ZooBorns introduced you to the yet-to-be-named-cub last week, with a series of adorable photos. He was born March 12th to mother, ‘Nindiri’, and he has been putting her mom-skills to the test.
The Jaguar is the only extant Panthera species native to the Americas. It is the third-largest feline after the tiger and the lion, and it is the largest big cat in the Western Hemisphere. The Jaguar’s present range extends from the Southwestern United States, Mexico, across much of Central America, south to Paraguay and into northern Argentina.
Unlike many other cats, Jaguars do not avoid water. They are known to be quite good swimmers. Rivers provide prey in the form of fish, turtles, or caimans. Jaguars also eat larger animals such as deer, peccaries, capybaras, and tapirs. They sometimes climb trees to prepare an ambush, killing their prey with one powerful bite.
Most Jaguars are tan or orange, with distinctive black spots, dubbed "rosettes" because they are shaped like roses. Some Jaguars are so dark they appear to be spotless, though their markings can be seen on closer inspection.

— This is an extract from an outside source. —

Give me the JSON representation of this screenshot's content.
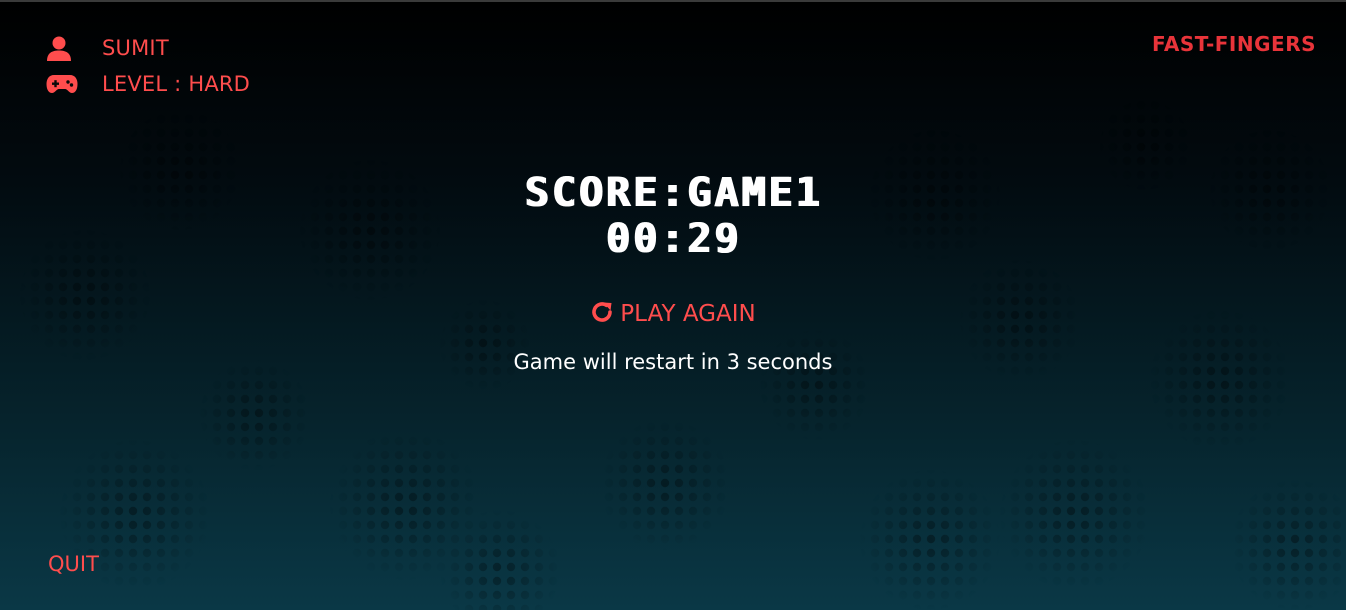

Jaguars live alone and define territories of many square miles by marking with their waste or clawing trees.
Females have litters of one to four cubs, which are blind and helpless at birth. The mother stays with them and defends them fiercely from any animal that may approach—even their own father. Young Jaguars learn to hunt by living with their mothers for two years or more.
The Jaguar is classified as “Near Threatened” on the IUCN Red List. The loss of parts of its range, including its virtual elimination from its historic North American areas, and the increasing fragmentation of the remaining range have contributed to this status. Jaguars are still hunted for their attractive fur. Ranchers also kill them because the cats sometimes prey upon their livestock.